If she approves bail, another hearing will be held to determine the release conditions, if any. Dennis Edney, Khadr’s other longtime lawyer, has already pledged to welcome Khadr into his Edmonton home and treat him like a member of the family. If bail is denied, his next chance at freedom will come in three months, when he appears in front of the Parole Board of Canada in June. (The prisoner transfer treaty does allow him to seek parole.)
And if parole is denied? Khadr’s sentence will officially expire in October 2018, leaving him a completely free man. But he’s also eligible for statutory release in late 2016, after serving two-thirds of his sentence. In the vast majority of cases, the government doesn’t oppose a prisoner’s statutory release. But most prisoners aren’t named Khadr. “This government has obviously dug in politically in relation to this case, unfortunately,” Whitling told reporters outside the courthouse. “I think it’s lost a lot of its objectivity, so we expect they will dig in and fight against Mr. Khadr at every stage of his sentence.”
Edney went so far as to say that the Harper government is so obsessed with demonizing his client that a member of the Prime Minister’s Office phones Khadr’s prison “every month or so to check” on him. (A PMO source told Maclean’s “there is absolutely no truth to this.”)
Although the bail application hinges on the kind of arcane legal concepts that would confound even the brightest high schooler in the gallery—habeas corpus, transfer obligations, territoriality—the real question is always the same: Which portrait of Omar Khadr is the accurate one?

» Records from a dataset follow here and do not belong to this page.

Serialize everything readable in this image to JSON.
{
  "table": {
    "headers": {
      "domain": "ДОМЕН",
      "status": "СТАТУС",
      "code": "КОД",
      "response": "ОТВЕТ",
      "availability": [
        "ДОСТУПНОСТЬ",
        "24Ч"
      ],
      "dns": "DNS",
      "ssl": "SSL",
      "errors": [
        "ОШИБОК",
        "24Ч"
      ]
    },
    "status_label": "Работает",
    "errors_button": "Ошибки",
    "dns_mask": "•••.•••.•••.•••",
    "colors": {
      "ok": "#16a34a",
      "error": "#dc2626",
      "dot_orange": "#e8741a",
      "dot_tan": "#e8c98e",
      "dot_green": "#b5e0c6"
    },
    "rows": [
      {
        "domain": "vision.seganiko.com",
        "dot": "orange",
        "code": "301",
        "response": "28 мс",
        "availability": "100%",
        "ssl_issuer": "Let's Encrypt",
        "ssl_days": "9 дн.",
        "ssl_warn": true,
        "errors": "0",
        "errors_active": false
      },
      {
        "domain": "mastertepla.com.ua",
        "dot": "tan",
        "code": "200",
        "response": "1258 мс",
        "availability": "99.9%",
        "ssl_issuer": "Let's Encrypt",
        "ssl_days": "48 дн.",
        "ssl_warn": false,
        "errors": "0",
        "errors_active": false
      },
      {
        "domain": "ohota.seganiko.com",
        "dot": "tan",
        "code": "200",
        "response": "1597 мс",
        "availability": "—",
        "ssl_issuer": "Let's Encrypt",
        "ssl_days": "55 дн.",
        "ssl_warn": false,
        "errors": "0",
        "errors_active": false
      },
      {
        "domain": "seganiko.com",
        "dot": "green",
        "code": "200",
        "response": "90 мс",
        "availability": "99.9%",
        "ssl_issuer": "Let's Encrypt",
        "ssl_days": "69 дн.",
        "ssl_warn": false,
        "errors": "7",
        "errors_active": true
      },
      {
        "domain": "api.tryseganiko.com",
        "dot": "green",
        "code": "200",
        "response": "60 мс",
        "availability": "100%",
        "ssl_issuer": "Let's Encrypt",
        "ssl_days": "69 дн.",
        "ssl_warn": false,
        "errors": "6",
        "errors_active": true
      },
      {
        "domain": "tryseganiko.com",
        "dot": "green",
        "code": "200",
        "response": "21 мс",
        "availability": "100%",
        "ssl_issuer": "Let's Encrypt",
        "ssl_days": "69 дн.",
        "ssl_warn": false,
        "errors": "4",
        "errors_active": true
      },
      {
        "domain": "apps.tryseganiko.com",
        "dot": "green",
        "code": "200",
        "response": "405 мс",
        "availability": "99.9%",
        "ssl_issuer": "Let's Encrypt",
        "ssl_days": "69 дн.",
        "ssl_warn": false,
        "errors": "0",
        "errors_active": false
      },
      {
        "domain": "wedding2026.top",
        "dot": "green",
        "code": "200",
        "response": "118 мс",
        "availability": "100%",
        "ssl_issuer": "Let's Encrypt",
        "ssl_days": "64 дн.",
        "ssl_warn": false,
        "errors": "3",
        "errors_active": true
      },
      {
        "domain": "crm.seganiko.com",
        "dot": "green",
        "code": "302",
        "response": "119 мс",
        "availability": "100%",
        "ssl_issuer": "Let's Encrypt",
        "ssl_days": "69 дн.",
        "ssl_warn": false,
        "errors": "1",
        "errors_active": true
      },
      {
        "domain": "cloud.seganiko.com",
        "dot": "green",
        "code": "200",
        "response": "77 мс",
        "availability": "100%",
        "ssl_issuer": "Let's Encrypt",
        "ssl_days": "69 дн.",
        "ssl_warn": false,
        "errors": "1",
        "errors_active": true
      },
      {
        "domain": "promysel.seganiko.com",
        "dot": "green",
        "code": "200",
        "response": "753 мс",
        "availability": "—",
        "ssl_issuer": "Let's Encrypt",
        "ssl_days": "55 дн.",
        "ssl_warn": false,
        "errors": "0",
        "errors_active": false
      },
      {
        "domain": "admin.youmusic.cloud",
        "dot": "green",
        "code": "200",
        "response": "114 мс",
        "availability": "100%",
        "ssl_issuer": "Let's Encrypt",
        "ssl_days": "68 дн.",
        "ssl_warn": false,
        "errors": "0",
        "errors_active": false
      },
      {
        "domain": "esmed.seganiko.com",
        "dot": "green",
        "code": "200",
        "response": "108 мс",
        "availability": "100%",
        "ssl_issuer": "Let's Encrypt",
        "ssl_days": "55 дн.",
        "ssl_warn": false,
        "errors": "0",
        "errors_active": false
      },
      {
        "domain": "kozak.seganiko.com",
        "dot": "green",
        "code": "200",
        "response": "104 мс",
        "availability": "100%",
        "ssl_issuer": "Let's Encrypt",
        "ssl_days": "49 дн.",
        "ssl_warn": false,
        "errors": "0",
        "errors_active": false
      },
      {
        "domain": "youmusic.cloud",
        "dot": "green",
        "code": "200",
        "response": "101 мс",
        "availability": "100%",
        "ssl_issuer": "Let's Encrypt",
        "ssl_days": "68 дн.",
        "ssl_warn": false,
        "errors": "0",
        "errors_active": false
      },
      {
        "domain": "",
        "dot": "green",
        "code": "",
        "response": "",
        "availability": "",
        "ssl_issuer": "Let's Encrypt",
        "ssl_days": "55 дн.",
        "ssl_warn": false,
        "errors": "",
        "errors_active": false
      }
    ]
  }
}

Speaking to the cameras, Whitling was blunt. Khadr did not kill Sgt. Speer. He “is not a threat to anyone.” He was “convicted of some so-called crimes that were concocted” by the former Bush administration. And if he were stuck at Guantanamo, he would have signed any document the Pentagon presented if it meant going home. “He knows that he’s now in a country with real laws and real courts,” Whitling said. “He is getting a whole lot of support from educators and spiritual leaders and members of his communities and his lawyers, and he’s really quite optimistic about getting out and getting on with his life. He certainly has no anger or frustration or blame toward anyone involved in this process.”

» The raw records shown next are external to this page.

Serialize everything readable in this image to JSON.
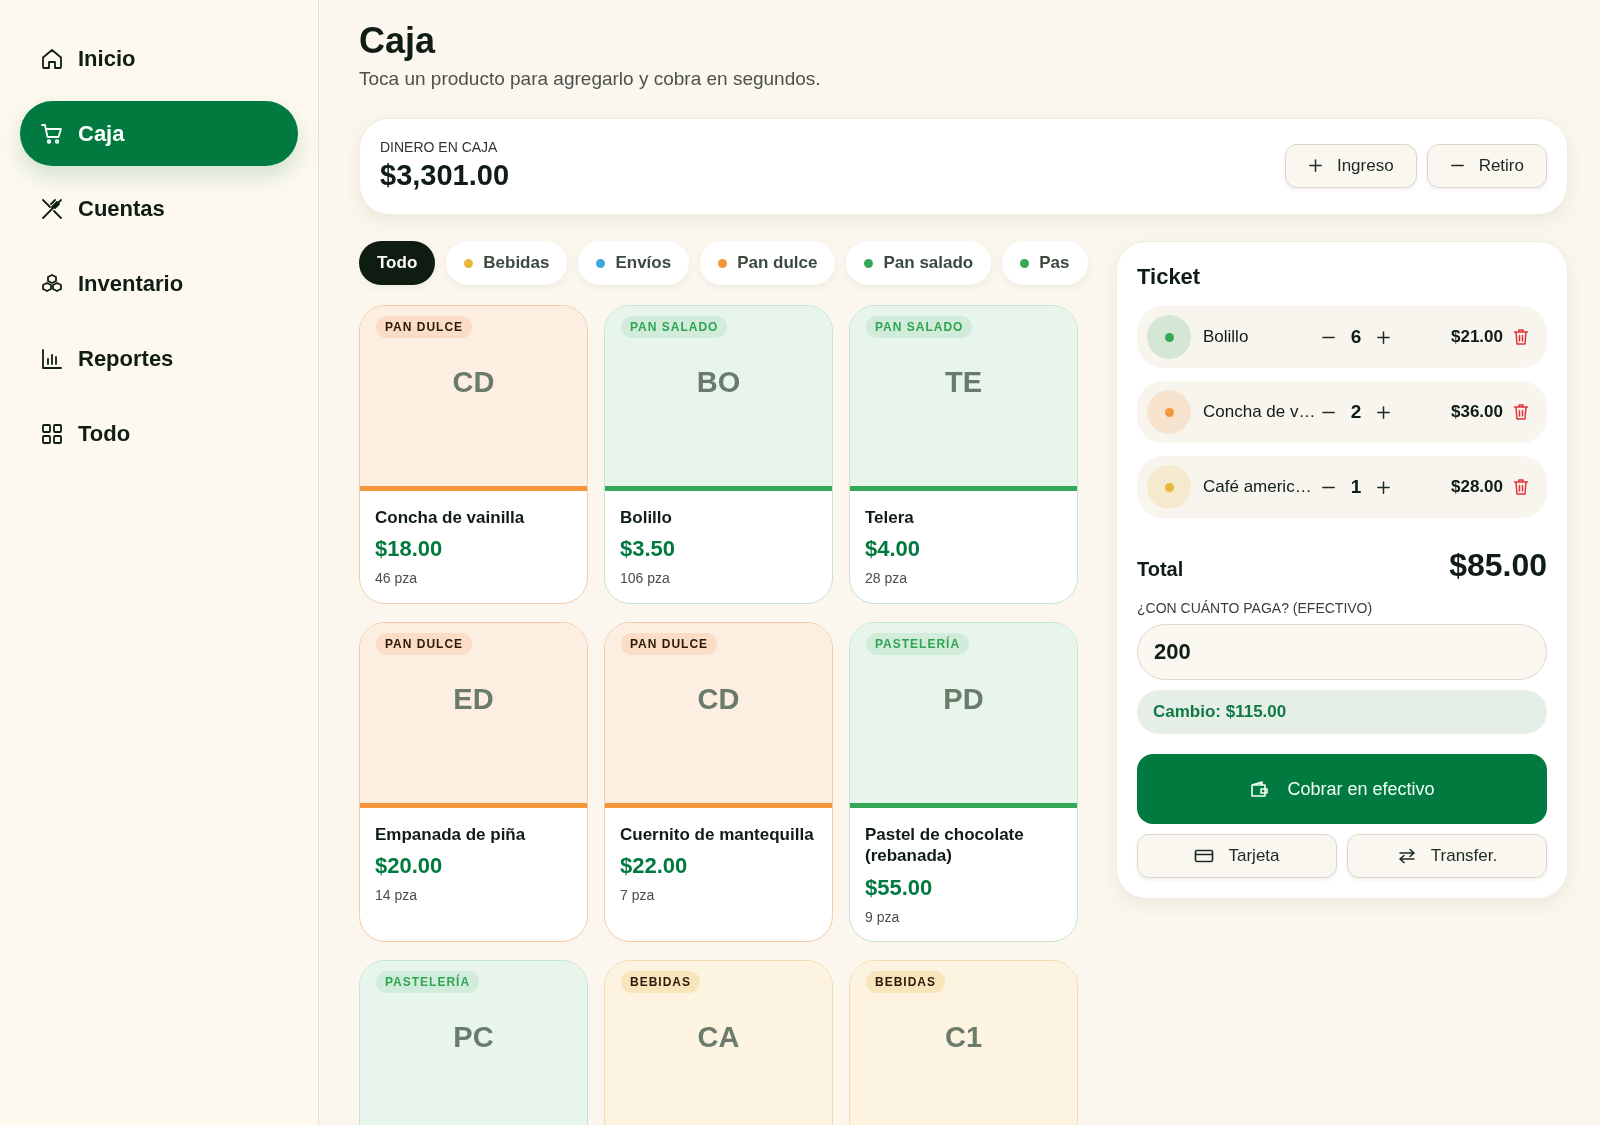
{
  "sidebar": {
    "items": [
      {
        "label": "Inicio",
        "kind": "home",
        "selected": false
      },
      {
        "label": "Caja",
        "kind": "cart",
        "selected": true
      },
      {
        "label": "Cuentas",
        "kind": "utensils",
        "selected": false
      },
      {
        "label": "Inventario",
        "kind": "boxes",
        "selected": false
      },
      {
        "label": "Reportes",
        "kind": "chart",
        "selected": false
      },
      {
        "label": "Todo",
        "kind": "grid",
        "selected": false
      }
    ]
  },
  "header": {
    "title": "Caja",
    "subtitle": "Toca un producto para agregarlo y cobra en segundos."
  },
  "cash": {
    "label": "DINERO EN CAJA",
    "amount": "$3,301.00",
    "buttons": [
      {
        "label": "Ingreso",
        "kind": "plus"
      },
      {
        "label": "Retiro",
        "kind": "minus"
      }
    ]
  },
  "filters": [
    {
      "label": "Todo",
      "selected": true
    },
    {
      "label": "Bebidas",
      "selected": false,
      "color": "#e8b83a"
    },
    {
      "label": "Envíos",
      "selected": false,
      "color": "#3fa6e0"
    },
    {
      "label": "Pan dulce",
      "selected": false,
      "color": "#f5963a"
    },
    {
      "label": "Pan salado",
      "selected": false,
      "color": "#35a857"
    },
    {
      "label": "Pas",
      "selected": false,
      "color": "#35a857"
    }
  ],
  "products": [
    {
      "tag": "PAN DULCE",
      "kind": "dulce",
      "initials": "CD",
      "name": "Concha de vainilla",
      "price": "$18.00",
      "stock": "46 pza"
    },
    {
      "tag": "PAN SALADO",
      "kind": "salado",
      "initials": "BO",
      "name": "Bolillo",
      "price": "$3.50",
      "stock": "106 pza"
    },
    {
      "tag": "PAN SALADO",
      "kind": "salado",
      "initials": "TE",
      "name": "Telera",
      "price": "$4.00",
      "stock": "28 pza"
    },
    {
      "tag": "PAN DULCE",
      "kind": "dulce",
      "initials": "ED",
      "name": "Empanada de piña",
      "price": "$20.00",
      "stock": "14 pza"
    },
    {
      "tag": "PAN DULCE",
      "kind": "dulce",
      "initials": "CD",
      "name": "Cuernito de mantequilla",
      "price": "$22.00",
      "stock": "7 pza"
    },
    {
      "tag": "PASTELERÍA",
      "kind": "pasteleria",
      "initials": "PD",
      "name": "Pastel de chocolate (rebanada)",
      "price": "$55.00",
      "stock": "9 pza"
    },
    {
      "tag": "PASTELERÍA",
      "kind": "pasteleria",
      "initials": "PC"
    },
    {
      "tag": "BEBIDAS",
      "kind": "bebidas",
      "initials": "CA"
    },
    {
      "tag": "BEBIDAS",
      "kind": "bebidas",
      "initials": "C1"
    }
  ],
  "ticket": {
    "title": "Ticket",
    "items": [
      {
        "name": "Bolillo",
        "color": "#35a857",
        "qty": "6",
        "price": "$21.00"
      },
      {
        "name": "Concha de v…",
        "color": "#f5963a",
        "qty": "2",
        "price": "$36.00"
      },
      {
        "name": "Café americ…",
        "color": "#e8b83a",
        "qty": "1",
        "price": "$28.00"
      }
    ],
    "total_label": "Total",
    "total": "$85.00",
    "pay_label": "¿CON CUÁNTO PAGA? (EFECTIVO)",
    "pay_value": "200",
    "change": "Cambio: $115.00",
    "charge_button": "Cobrar en efectivo",
    "alt_buttons": [
      {
        "label": "Tarjeta",
        "kind": "card"
      },
      {
        "label": "Transfer.",
        "kind": "transfer"
      }
    ]
  }
}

In his own sworn affidavit, Khadr says he just wants to find a job, attend college and learn basic life skills, from grocery shopping to buying a gym membership. He has no idea how to catch a city bus or apply for a library card. But Khadr also doesn’t hide the fact that he plans to have contact with his notorious family, via phone calls and Skype.

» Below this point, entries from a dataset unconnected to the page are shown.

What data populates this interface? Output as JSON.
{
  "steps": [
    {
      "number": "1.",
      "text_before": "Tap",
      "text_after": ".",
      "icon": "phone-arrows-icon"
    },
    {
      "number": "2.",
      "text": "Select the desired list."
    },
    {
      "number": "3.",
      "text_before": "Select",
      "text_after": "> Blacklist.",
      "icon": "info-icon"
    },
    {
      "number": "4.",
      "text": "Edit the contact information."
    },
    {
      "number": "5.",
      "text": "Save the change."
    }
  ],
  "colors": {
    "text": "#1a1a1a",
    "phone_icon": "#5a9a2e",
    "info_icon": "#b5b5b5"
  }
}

“Mr. Khadr is now 28 years old,” Whitling said. “You can’t tell a 28-year-old that he can’t speak to his mother because they might brainwash him or something of that nature. He is an independent-thinking individual. He is now nearly to his high school equivalency. He’s an intelligent person and we don’t have any concern that he is somehow going to be influenced or radicalized by some other people.”
As his lawyers spoke to the media, Khadr was in the back of a locked sheriff’s van, beginning the two-hour drive back to Bowden. Whatever happens—bail, parole, statutory release, sentence expiry—he is now one day closer to walking out of prison.
“He’ll be slowly reintegrated into Canadian society,” Edney said. “This is someone who hasn’t even opened a door since the age of 15. That is the journey he will have to take. He will also get on with his education, and like every other young adult, he’ll have to start to make his own way through life. My belief is he will be a wonderful contributor to our Canadian society.”
Belief, as always, being the key word.